[[ Excerpted records, beginning ]]
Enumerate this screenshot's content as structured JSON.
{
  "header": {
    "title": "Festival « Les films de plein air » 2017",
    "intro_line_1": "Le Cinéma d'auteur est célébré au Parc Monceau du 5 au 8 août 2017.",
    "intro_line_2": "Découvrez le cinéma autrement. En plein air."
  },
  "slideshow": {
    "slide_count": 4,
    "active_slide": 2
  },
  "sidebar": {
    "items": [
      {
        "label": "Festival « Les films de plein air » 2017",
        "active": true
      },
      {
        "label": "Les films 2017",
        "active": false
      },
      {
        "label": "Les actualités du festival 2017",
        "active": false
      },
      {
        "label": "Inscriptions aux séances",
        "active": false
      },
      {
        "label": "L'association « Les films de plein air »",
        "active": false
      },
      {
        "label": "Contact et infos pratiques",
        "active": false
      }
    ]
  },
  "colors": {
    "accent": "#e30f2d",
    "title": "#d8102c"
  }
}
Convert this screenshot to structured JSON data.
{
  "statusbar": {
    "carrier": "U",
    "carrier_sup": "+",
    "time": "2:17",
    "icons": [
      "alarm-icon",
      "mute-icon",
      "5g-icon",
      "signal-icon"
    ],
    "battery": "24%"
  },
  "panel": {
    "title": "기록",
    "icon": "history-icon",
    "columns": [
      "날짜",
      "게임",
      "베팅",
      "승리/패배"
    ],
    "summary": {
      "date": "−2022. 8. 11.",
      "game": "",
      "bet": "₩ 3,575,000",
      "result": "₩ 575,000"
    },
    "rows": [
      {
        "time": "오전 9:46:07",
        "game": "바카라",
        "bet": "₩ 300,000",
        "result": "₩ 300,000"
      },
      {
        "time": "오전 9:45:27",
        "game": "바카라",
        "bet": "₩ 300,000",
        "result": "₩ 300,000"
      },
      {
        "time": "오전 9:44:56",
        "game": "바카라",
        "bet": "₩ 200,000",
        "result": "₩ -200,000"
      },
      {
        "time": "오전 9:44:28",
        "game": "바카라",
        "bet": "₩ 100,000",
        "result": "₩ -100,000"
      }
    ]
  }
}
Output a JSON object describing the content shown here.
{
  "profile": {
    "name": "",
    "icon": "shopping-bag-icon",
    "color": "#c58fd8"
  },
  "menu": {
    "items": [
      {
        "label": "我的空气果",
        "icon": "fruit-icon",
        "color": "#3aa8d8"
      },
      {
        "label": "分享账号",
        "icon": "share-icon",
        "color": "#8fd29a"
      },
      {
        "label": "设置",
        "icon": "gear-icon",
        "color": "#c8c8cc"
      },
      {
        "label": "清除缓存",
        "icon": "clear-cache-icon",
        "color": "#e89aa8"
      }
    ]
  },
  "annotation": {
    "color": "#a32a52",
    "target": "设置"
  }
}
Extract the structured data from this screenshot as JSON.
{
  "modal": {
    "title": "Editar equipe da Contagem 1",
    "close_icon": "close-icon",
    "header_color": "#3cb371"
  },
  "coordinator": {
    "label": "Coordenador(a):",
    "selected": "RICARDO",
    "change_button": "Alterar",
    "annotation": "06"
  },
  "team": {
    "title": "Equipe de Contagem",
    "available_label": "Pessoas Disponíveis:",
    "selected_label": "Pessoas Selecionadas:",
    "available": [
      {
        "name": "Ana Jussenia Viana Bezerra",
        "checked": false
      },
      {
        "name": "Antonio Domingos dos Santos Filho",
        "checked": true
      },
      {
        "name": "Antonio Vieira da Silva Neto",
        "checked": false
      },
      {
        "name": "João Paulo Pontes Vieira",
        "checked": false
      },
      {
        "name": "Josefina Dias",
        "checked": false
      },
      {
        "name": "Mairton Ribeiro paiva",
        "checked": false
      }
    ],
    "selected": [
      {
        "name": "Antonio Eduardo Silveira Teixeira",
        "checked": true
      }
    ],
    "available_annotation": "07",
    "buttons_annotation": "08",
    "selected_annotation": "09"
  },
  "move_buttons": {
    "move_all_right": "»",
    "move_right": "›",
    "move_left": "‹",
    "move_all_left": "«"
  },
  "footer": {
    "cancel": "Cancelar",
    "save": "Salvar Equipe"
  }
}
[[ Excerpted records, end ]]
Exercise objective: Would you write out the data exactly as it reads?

Reply:
Enumerate this screenshot's content as structured JSON.
{
  "header": {
    "title": "Festival « Les films de plein air » 2017",
    "intro_line_1": "Le Cinéma d'auteur est célébré au Parc Monceau du 5 au 8 août 2017.",
    "intro_line_2": "Découvrez le cinéma autrement. En plein air."
  },
  "slideshow": {
    "slide_count": 4,
    "active_slide": 2
  },
  "sidebar": {
    "items": [
      {
        "label": "Festival « Les films de plein air » 2017",
        "active": true
      },
      {
        "label": "Les films 2017",
        "active": false
      },
      {
        "label": "Les actualités du festival 2017",
        "active": false
      },
      {
        "label": "Inscriptions aux séances",
        "active": false
      },
      {
        "label": "L'association « Les films de plein air »",
        "active": false
      },
      {
        "label": "Contact et infos pratiques",
        "active": false
      }
    ]
  },
  "colors": {
    "accent": "#e30f2d",
    "title": "#d8102c"
  }
}
Convert this screenshot to structured JSON data.
{
  "statusbar": {
    "carrier": "U",
    "carrier_sup": "+",
    "time": "2:17",
    "icons": [
      "alarm-icon",
      "mute-icon",
      "5g-icon",
      "signal-icon"
    ],
    "battery": "24%"
  },
  "panel": {
    "title": "기록",
    "icon": "history-icon",
    "columns": [
      "날짜",
      "게임",
      "베팅",
      "승리/패배"
    ],
    "summary": {
      "date": "−2022. 8. 11.",
      "game": "",
      "bet": "₩ 3,575,000",
      "result": "₩ 575,000"
    },
    "rows": [
      {
        "time": "오전 9:46:07",
        "game": "바카라",
        "bet": "₩ 300,000",
        "result": "₩ 300,000"
      },
      {
        "time": "오전 9:45:27",
        "game": "바카라",
        "bet": "₩ 300,000",
        "result": "₩ 300,000"
      },
      {
        "time": "오전 9:44:56",
        "game": "바카라",
        "bet": "₩ 200,000",
        "result": "₩ -200,000"
      },
      {
        "time": "오전 9:44:28",
        "game": "바카라",
        "bet": "₩ 100,000",
        "result": "₩ -100,000"
      }
    ]
  }
}
Output a JSON object describing the content shown here.
{
  "profile": {
    "name": "",
    "icon": "shopping-bag-icon",
    "color": "#c58fd8"
  },
  "menu": {
    "items": [
      {
        "label": "我的空气果",
        "icon": "fruit-icon",
        "color": "#3aa8d8"
      },
      {
        "label": "分享账号",
        "icon": "share-icon",
        "color": "#8fd29a"
      },
      {
        "label": "设置",
        "icon": "gear-icon",
        "color": "#c8c8cc"
      },
      {
        "label": "清除缓存",
        "icon": "clear-cache-icon",
        "color": "#e89aa8"
      }
    ]
  },
  "annotation": {
    "color": "#a32a52",
    "target": "设置"
  }
}
Extract the structured data from this screenshot as JSON.
{
  "modal": {
    "title": "Editar equipe da Contagem 1",
    "close_icon": "close-icon",
    "header_color": "#3cb371"
  },
  "coordinator": {
    "label": "Coordenador(a):",
    "selected": "RICARDO",
    "change_button": "Alterar",
    "annotation": "06"
  },
  "team": {
    "title": "Equipe de Contagem",
    "available_label": "Pessoas Disponíveis:",
    "selected_label": "Pessoas Selecionadas:",
    "available": [
      {
        "name": "Ana Jussenia Viana Bezerra",
        "checked": false
      },
      {
        "name": "Antonio Domingos dos Santos Filho",
        "checked": true
      },
      {
        "name": "Antonio Vieira da Silva Neto",
        "checked": false
      },
      {
        "name": "João Paulo Pontes Vieira",
        "checked": false
      },
      {
        "name": "Josefina Dias",
        "checked": false
      },
      {
        "name": "Mairton Ribeiro paiva",
        "checked": false
      }
    ],
    "selected": [
      {
        "name": "Antonio Eduardo Silveira Teixeira",
        "checked": true
      }
    ],
    "available_annotation": "07",
    "buttons_annotation": "08",
    "selected_annotation": "09"
  },
  "move_buttons": {
    "move_all_right": "»",
    "move_right": "›",
    "move_left": "‹",
    "move_all_left": "«"
  },
  "footer": {
    "cancel": "Cancelar",
    "save": "Salvar Equipe"
  }
}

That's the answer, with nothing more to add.